They took a hit, according to an ongoing study from Purdue University.

Mario Crucini is an economics professor at Purdue University. He and his team decided to take a look at each state’s economy from March of 2020 to May of 2020. That short two months serves to show the research team the immediate economic effect of quarantines. The goal of the study is to try and determine what kind of policy is best at the start of a pandemic: a one size fits all shutdown, or individual decisions made at the local level.

For the state’s who chose to start quarantines immediately, Crucini says they were hit with a four to five-percent decrease in consumer spending and hours worked.

“Now, later on, of course, there were recoveries right? So the long run effects might be very small,” Crucini explains, “but that immediate effect in terms of a monthly flow of consumption expenditure and hours worked is about 5-percent in month two.”

Crucini and his team came up with a final estimate of nearly $10 billion drop in consumer spending and more than a $15 billion loss in employee earnings. The team also found that 11.6-percent of jobs lost were due to stay-at-home orders.

So what does all of this mean? Crucini says that so far, his research team has found that one size fits all policies are just not good for the economy.

Crucini explains, “the infection rates at different locations and the economic consequences of those stay orders kind of have to allow for some discretion at the local level. So, we want tighter restrictions that have higher infection rates obviously, in order to not get economics costs spilling over to other locations where infection rates are much lower.”

“So the point we’re trying to make is that you need to have policies that are more decentralized,” Crucini continues, “more catered to local and state conditions. That means giving discretion to local public officials, local leaders.”

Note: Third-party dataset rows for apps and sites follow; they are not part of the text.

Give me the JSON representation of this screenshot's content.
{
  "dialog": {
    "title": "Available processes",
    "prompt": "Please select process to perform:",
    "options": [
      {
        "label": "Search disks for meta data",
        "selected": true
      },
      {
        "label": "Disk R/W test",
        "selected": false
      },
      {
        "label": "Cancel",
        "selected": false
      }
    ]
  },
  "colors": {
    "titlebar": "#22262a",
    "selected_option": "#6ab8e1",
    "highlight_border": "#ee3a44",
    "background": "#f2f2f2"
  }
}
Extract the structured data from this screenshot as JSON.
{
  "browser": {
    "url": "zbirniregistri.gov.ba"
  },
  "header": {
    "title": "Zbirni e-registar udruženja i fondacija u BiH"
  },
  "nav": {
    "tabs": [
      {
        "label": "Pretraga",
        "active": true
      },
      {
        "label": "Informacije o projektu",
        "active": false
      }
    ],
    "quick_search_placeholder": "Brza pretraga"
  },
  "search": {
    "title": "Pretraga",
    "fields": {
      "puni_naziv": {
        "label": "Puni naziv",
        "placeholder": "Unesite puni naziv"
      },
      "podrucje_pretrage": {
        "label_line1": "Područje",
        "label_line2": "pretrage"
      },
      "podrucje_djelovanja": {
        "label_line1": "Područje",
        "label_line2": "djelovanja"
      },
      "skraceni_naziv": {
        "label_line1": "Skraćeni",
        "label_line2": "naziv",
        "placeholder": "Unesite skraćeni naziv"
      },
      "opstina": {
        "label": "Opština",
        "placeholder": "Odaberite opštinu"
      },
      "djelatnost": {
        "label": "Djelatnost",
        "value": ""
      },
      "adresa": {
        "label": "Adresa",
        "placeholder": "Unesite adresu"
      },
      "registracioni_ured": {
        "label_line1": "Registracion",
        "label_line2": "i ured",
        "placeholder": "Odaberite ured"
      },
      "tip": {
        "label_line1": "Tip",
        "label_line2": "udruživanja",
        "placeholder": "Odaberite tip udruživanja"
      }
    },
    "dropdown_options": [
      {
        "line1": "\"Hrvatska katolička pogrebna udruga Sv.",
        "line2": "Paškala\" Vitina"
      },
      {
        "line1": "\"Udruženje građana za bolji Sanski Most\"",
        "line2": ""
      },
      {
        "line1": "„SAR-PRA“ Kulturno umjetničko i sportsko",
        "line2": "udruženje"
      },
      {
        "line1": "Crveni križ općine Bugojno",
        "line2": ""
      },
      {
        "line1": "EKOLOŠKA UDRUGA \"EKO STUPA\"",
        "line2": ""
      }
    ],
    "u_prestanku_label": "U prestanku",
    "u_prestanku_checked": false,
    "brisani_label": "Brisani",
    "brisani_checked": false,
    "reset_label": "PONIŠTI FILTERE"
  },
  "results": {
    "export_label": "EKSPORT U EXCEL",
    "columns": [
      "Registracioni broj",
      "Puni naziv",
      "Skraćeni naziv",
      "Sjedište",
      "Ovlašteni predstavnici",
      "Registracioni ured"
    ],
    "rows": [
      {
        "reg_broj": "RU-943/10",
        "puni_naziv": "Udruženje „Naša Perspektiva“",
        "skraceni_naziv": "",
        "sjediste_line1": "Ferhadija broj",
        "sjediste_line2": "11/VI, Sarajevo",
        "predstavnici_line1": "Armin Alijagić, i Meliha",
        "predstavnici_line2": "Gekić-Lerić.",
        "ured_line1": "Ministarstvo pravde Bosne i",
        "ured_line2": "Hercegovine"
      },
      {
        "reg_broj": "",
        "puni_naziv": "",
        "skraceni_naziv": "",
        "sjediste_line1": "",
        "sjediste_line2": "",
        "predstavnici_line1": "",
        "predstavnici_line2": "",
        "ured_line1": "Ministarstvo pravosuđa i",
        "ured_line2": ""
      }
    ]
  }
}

Crucini’s research team combined data from the time-clock company Homebase, and utilized county-level data for every U.S. state from the nonprofit Opportunity Insights, whom estimated labor-market and employment effects of COVID-19’s geographic spread, and how quarantine orders played a role. The spending data from Affinity Solutions was used by the team to measure consumer spending.